Like most people I didn’t expect a lot from the President during his oval office speech. What I got was a whole new look at the Candidate in Chief.
The first thing I noticed during the speech: I had never seen such an empty desk before., It was so clear, you could see all the dents in the desk, from where the previous presidents actually did some work.
Much has been made about how President Obama didn’t really seem comfortable in the speech, that he looked more like a visiting college student who got to sit in the big chair for a couple minutes. It could explain why his poll numbers have dropped faster than a bowling ball out a campaign bus window.
It was also only a one tele-prompter speech. Usually he has a two tele-prompter setup so his head moves back and forth, like he’s watching a beer pong game.
It was highly uncomfortable to watch. His eyes were locked on the teleprompter, and his hands never stopped moving. You weren’t even sure the guy reading, was the same guy who was moving the hands. It was almost like watching the cookie monster give an oval office address.
I look at it a different way: from a comedian’s perspective. I’ve played some fairly hostile crowds during my years on the road. But the one kind of crowd I cannot tolerate is a small one. I think most comics will agree that one of the most terrifying places you can perform is to an empty room. (Of course since I’ve become big and famous, that rarely happens to me anymore.)
Every comic needs an audience. Those few minutes we’re on stage are the highlight of our week. It is the only time we feel alive, the only time we’re not consumed with self-doubt. Comics are narcissists. Comedy is much less a talent than a personality disorder. You wouldn’t see a lot of comics performing if there were a way that you could get self -worth out of a bottle–oh wait a minute, I think there is; and a lot of us do that as well.
The problem with the President’s speech, was that he doesn’t have any idea how to work without an audience. With no audience response, the timing of is left up to speculation. It’s why a lot of comics who destroy an audience, aren’t so good in acting the movies. Tuesday Night, we were watching President Dane Cook.
Had you inserted the applause lines into his speech, it would have made a lot more sense. For instance, the confusing line from the speech: “…Even if we’re unsure exactly what that looks like. Even if we don’t yet know precisely how to get there. We know we’ll get there.”
Should have gone: “…Even if we’re unsure exactly what that looks like. (applause) Even if we don’t yet know precisely how to get there. (applause) We know we’ll get there (big applause)
Even if we don’t know how we’ll get there? Yeah, that’s a great idea, let’s go to the Grand Canyon this summer, kids. I hope we’re driving in the right direction…” But with the applause added in, nobody would have noticed how silly it sounded.
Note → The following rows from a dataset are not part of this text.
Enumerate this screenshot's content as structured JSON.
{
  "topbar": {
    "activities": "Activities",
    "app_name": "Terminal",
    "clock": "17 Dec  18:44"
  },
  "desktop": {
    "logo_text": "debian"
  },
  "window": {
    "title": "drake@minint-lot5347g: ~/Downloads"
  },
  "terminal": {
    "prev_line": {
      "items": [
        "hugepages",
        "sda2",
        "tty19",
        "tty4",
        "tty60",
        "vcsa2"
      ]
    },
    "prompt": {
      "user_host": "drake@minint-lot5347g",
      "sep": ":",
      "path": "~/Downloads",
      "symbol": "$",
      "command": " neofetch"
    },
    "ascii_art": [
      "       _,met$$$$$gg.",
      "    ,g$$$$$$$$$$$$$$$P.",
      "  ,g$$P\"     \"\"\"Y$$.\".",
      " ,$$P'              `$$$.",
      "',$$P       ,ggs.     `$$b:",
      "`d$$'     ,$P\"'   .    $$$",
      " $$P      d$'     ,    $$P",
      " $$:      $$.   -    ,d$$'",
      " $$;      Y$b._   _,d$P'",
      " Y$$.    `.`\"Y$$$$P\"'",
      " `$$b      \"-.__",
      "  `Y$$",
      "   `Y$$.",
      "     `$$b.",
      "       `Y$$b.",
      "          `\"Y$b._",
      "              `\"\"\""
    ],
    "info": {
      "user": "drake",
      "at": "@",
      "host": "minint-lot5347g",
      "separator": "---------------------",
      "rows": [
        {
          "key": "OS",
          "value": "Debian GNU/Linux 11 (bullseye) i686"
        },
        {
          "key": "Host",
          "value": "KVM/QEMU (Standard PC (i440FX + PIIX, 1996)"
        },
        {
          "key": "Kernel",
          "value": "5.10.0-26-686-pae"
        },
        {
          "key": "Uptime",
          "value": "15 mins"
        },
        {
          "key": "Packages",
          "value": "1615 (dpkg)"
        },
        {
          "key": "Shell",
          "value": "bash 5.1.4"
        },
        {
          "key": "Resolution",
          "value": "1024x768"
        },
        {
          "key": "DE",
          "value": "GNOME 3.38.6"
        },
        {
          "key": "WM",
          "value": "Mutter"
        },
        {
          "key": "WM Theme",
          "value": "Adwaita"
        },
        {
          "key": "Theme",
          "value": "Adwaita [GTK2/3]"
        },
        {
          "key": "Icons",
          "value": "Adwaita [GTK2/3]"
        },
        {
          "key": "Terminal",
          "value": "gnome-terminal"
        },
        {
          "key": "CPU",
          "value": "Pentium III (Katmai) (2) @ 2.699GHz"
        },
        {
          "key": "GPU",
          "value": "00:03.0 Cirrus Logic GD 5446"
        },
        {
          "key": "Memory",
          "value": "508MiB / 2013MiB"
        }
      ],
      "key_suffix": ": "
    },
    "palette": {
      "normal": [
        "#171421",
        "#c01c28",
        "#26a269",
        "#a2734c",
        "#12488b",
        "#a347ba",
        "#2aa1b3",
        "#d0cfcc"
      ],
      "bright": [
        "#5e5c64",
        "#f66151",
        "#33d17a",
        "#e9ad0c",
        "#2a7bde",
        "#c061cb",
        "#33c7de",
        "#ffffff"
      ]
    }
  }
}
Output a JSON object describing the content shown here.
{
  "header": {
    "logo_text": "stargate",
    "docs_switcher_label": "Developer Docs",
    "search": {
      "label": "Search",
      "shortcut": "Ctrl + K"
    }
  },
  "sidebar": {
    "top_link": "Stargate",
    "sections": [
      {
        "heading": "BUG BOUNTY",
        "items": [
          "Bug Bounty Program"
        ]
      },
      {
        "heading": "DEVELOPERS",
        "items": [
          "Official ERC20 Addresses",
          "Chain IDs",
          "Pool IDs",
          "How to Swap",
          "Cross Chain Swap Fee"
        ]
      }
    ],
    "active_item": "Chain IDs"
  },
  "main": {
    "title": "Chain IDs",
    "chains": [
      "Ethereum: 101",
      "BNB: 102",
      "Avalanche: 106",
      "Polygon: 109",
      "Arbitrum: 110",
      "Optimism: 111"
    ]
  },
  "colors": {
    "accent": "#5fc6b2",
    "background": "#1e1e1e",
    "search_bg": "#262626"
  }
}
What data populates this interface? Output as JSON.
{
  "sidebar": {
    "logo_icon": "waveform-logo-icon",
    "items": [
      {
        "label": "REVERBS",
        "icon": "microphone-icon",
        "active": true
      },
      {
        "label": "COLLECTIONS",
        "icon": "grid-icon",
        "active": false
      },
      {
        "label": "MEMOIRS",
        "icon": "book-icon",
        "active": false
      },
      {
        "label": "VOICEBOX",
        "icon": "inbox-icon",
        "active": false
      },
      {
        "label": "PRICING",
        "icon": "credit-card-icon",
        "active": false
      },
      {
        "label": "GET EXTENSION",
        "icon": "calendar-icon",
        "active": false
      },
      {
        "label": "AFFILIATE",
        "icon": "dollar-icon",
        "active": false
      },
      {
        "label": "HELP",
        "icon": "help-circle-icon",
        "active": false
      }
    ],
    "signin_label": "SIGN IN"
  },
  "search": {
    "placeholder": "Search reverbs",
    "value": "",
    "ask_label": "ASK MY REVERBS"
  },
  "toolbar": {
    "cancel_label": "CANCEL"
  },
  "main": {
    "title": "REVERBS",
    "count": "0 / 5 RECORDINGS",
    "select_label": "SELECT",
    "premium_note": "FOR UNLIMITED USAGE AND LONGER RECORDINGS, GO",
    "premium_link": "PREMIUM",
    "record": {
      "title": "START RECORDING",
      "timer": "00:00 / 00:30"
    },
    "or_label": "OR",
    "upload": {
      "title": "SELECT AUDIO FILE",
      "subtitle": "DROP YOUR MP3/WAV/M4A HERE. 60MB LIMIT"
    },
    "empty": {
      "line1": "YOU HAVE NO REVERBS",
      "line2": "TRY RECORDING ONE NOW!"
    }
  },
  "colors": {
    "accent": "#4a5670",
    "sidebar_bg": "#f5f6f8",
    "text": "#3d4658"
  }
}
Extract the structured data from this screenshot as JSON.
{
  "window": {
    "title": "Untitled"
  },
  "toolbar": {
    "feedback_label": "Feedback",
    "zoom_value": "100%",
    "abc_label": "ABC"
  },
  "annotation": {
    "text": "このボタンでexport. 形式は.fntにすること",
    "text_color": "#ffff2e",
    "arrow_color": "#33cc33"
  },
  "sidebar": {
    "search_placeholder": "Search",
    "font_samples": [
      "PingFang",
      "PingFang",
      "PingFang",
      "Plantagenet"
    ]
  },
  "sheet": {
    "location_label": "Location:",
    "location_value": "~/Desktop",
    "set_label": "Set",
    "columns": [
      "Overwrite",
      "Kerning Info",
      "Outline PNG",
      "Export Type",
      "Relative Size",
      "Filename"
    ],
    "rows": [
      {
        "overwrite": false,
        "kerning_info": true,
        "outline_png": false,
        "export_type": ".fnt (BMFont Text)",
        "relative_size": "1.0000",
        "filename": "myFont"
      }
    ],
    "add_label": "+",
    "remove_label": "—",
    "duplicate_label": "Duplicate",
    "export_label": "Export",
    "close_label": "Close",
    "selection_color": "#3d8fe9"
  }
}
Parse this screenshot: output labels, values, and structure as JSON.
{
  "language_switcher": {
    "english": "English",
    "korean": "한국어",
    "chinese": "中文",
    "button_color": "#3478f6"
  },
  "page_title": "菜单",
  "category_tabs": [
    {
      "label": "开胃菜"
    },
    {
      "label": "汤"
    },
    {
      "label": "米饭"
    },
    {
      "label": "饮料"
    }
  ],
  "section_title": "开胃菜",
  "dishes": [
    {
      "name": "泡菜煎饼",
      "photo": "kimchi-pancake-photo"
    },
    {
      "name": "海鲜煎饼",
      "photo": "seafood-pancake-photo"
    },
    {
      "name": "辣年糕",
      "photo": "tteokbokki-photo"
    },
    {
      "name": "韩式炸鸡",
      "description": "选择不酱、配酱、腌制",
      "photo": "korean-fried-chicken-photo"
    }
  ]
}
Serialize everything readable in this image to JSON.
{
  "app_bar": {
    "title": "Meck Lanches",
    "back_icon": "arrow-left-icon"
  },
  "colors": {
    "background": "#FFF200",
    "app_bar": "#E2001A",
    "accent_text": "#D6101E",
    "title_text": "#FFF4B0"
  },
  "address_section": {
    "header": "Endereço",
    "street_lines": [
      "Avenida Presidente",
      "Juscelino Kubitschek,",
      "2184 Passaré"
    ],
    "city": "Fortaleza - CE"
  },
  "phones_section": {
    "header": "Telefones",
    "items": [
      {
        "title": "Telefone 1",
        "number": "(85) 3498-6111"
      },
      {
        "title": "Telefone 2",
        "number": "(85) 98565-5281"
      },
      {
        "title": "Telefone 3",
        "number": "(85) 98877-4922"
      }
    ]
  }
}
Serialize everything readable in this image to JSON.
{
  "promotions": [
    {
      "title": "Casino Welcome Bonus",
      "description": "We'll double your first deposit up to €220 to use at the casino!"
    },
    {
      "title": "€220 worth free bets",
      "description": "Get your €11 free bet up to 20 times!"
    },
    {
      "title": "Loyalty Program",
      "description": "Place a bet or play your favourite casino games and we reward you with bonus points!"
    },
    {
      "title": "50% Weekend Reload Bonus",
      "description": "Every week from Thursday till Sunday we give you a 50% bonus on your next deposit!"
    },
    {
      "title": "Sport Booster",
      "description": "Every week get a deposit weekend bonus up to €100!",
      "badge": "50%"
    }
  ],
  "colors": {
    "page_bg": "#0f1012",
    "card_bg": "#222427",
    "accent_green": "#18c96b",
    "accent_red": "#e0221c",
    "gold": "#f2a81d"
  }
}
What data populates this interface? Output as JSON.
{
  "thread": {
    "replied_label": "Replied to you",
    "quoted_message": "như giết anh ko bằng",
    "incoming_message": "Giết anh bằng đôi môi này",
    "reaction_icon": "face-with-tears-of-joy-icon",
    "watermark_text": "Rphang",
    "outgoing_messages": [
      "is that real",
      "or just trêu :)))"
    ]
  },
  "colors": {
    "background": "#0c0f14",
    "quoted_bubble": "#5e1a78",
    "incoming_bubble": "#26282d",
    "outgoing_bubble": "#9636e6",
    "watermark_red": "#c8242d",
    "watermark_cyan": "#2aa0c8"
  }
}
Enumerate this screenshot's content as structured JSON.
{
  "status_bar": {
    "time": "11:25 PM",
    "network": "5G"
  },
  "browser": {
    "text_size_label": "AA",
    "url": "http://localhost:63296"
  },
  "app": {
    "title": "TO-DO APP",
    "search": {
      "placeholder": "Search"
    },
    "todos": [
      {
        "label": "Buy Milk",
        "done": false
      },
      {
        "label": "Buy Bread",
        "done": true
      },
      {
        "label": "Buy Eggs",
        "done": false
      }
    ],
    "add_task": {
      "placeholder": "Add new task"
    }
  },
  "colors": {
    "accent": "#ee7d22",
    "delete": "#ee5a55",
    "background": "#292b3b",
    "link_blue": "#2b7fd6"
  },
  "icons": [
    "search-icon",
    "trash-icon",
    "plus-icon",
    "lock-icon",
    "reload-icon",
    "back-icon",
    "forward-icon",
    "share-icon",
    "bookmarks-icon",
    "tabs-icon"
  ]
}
The need for applause is not a really good quality in an administrator. It’s the difference between a strong leader and a tyrant. A leader will make rational choices, a guy working for applause is just the head of a mob. It’s one thing when that mob is just out for a good laugh and a cocktail, it’s another when they want Tony Hayward’s head on the end of a pitch fork..
And here’s the biggest problem with performers: We also cannot stand heckling. Most hecklers will be escorted out of the room. The performers expect that.
And right now, I’m heckling big time.